Sparkie: You've mentioned in the past that your previous experience at Second Harvest is in many ways analogous to animal rescue operations. Can you elaborate on this a bit?
Kate: Yes, collecting unwanted food and animals is strangely related. Both acts rely heavily on logistics, volunteers, and communication. A lot of planning and coordination is involved in ensuring the safe transfer of short-dated food to people in need. Same with the pups and cats—timelines are tight, people need to be in constant communication, and a whole lot of training is needed for living creatures to find their way into a foster home (and into their permanent home.) Then there is the marketing and fundraising side to things- raising the money to do the work and promoting an organization’s work to the community.
Sparkie: Pet Haven is in the process of changing things up; in fact, your recent move to Pet Haven is a sign of that... can you tell us a bit more about the transformation Pet haven is undergoing?
Kate: Volunteers are, and always have been, Pet Haven’s backbone. They’ve done the heavy lifting for 60+ years and kept Pet Haven strong. One of the things that is tricky for all-volunteer organizations is to coordinate and implement new systems, such as databases. When I came to Pet Haven, I recognized that we would have to update our practices so that we were relevant and our internal systems were more streamlined. We are now rebuilding our website, using a new CRM to track our donations and grant awards, and implementing a new animal management software to better track our kiddos from intake to adoption. With all of the technological advancements occurring at rapid-fire pacing, we’re also focusing on how we can use social media, apps, and photos/videos to broaden our reach into new communities.
Sparkie: You work at a rescue so clearly love animals. Tell us about your furry kids!
Kate: My partner and I have 3 rascals at home. Marlowe (our oldest) is an 8-year-old “big black dog” and gentle giant. Bizzie is our 3-year-old border collie/blue heeler mix who was brought to a local shelter in Wisconsin by an Amish family who don’t spay/neuter their farm dogs (a big problem here in the Midwest.) We are currently teaching her that herding bicycles is a no-no. And Hank is our 8-year-old orange tabby who we rescued from Pet Haven long before I was the ED! He runs the show.
Sparkie: Every day there seems to be an article out there about a new social media tool, some new technology, you name it. Animal rescues aren’t immune to how fast the world is changing. If you had to give rescuers one piece of advice about how to stay on top of all the changes taking place out there, what would that be?

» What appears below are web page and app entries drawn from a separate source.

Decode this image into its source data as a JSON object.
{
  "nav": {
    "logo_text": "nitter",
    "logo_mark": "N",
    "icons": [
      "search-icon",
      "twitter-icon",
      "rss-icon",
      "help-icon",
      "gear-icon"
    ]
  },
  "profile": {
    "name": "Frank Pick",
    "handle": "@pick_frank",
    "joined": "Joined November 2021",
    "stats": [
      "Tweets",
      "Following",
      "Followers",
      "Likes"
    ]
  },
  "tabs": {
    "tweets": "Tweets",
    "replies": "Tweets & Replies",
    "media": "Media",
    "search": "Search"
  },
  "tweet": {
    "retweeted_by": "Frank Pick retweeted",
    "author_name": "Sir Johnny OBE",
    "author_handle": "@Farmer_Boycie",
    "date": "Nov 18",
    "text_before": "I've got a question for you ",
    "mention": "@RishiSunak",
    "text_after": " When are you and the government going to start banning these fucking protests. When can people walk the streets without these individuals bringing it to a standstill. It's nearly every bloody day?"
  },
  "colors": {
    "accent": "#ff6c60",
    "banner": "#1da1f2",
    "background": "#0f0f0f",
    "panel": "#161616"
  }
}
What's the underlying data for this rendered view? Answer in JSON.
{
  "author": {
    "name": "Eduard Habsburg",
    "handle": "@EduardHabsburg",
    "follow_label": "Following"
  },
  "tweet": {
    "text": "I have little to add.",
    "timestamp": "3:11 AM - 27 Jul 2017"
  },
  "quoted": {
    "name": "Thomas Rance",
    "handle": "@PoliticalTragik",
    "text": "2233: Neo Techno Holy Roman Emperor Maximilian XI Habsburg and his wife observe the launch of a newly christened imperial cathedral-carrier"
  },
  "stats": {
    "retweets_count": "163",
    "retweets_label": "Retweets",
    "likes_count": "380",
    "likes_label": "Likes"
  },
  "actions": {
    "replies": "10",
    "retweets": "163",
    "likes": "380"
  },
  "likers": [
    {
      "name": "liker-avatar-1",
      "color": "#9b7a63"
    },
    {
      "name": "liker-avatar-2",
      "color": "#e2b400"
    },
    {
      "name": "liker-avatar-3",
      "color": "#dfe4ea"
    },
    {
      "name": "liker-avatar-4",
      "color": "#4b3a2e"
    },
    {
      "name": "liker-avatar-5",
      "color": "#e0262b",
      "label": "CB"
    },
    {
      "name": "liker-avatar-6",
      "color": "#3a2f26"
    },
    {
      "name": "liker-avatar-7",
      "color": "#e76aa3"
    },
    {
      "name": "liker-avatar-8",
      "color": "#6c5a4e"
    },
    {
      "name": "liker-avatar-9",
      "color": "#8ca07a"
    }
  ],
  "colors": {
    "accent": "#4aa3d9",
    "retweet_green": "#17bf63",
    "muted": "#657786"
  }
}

Kate: I’ve found that if I feel overwhelmed by something, there is always help to be found. Recruiting a volunteer to manage social media (or any other program, tech need, database, etc) is key! Having a focused Communications plan in place is also helpful- it keeps rescues on track and helps messages stay focused. I hear from so many rescues out there that 'there isn’t enough time to do all the work.' And while it can be exhausting, it doesn’t always have to be if you’re thinking about the future and creating clear goals, so you feel as if achievements can be celebrated.
Sparkie: Tell me about one of the animals in your care that really stands out to you and you’d love for people to meet.
Kate: 'Mursey' is a dog we’ve had in our foster program for WAY too long. She came from a rural shelter in Minnesota, where shelter life got to her. She started showing some aggression and was deteriorating, so we took her in. Her foster family worked with a behaviorist to help her settle into her new home with the resident dog. Mursey is a total lover, but has the 'unfortunate' black-dog genes and is pit mix, so she gets passed over all the time.
Sparkie: Thank you Kate! We'll be sure to give her - and you - a big shout-out when we publish the post. Check out Mursey's picture below!Are you a rescuer who is trying a new approach to rescue, or has some cool things to share with your peers? We'd love to interview you! Hit us up at email@example.com and we'll be in touch.